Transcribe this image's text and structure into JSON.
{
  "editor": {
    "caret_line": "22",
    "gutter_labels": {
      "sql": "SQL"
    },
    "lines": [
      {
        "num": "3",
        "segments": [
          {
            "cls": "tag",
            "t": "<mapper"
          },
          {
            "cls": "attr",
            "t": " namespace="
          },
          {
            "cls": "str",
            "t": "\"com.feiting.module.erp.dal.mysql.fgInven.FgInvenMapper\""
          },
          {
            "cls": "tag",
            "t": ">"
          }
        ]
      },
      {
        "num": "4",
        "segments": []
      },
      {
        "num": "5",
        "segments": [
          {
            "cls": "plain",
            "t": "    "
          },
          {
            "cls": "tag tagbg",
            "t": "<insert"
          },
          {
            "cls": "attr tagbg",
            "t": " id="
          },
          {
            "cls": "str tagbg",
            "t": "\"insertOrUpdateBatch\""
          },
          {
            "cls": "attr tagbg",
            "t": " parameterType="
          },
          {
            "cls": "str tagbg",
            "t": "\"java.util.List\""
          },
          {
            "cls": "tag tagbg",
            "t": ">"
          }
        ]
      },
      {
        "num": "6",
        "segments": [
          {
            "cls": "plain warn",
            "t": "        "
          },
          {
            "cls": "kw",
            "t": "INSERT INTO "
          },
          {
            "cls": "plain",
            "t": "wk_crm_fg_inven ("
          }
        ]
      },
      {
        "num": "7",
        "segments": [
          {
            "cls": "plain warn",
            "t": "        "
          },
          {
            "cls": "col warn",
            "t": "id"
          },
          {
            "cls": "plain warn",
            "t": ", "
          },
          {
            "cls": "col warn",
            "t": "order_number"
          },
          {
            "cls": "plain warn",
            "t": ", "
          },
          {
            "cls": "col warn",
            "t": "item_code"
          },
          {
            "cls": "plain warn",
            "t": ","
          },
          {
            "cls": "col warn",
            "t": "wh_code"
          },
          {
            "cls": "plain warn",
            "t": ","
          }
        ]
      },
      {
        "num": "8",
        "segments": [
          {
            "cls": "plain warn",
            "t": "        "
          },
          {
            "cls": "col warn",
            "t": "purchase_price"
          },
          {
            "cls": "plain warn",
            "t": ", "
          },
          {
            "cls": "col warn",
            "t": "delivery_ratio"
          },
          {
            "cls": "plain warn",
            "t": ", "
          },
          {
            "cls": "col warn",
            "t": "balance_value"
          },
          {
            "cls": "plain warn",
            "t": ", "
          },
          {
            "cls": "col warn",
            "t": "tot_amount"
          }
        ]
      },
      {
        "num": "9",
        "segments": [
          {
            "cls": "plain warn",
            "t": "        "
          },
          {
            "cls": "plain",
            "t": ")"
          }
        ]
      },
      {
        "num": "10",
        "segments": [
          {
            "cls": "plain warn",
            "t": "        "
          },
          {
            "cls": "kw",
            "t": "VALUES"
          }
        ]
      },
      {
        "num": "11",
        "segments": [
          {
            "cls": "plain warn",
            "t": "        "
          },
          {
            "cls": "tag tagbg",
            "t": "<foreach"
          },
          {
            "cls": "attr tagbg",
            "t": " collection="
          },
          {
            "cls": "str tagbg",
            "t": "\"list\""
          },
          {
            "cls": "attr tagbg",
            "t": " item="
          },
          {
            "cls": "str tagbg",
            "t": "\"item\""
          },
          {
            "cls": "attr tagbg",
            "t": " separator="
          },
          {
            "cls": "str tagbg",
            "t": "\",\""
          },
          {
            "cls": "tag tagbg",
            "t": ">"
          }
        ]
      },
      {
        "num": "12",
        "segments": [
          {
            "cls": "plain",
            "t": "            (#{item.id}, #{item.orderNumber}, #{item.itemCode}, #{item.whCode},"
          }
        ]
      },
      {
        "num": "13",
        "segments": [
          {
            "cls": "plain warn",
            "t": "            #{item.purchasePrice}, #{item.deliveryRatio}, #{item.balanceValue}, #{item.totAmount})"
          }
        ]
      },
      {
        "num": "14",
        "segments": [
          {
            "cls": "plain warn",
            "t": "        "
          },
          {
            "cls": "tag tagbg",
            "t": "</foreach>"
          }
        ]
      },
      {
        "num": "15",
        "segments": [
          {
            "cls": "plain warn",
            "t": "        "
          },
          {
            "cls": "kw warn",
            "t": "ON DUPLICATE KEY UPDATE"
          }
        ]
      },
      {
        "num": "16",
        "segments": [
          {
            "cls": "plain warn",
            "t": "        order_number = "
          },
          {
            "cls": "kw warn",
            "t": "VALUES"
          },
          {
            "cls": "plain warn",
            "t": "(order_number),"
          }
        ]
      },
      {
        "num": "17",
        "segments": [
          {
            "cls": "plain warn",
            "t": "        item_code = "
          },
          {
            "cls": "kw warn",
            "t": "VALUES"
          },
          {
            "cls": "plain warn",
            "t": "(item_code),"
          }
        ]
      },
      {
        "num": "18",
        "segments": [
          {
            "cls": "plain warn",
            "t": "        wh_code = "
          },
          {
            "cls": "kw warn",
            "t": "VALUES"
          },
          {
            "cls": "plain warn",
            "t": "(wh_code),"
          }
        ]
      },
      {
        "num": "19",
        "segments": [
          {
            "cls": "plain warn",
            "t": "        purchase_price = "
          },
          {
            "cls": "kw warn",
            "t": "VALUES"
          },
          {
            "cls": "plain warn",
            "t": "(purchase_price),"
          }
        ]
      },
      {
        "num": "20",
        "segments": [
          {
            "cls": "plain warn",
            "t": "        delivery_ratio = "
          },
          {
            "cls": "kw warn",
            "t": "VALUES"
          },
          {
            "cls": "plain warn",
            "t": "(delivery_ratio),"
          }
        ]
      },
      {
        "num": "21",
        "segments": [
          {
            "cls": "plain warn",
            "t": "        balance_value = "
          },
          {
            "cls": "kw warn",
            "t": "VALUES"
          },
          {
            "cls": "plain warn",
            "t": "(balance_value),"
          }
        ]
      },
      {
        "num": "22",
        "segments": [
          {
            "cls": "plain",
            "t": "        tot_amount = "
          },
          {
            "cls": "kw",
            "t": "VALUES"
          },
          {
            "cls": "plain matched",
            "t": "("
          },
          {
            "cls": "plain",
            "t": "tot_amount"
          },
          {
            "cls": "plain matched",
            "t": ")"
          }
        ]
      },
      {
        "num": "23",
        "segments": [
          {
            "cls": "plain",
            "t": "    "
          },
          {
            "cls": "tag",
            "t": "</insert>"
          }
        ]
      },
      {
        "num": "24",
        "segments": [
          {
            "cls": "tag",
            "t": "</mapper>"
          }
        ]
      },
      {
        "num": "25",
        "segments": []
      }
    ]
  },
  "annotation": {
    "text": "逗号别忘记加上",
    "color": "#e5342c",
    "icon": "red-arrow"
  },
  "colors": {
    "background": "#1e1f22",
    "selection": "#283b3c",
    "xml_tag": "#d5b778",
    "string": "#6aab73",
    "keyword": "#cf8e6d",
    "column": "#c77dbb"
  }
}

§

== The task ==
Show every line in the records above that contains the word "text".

== Task output ==
Transcribe this image's text and structure into JSON.
    "text": "逗号别忘记加上",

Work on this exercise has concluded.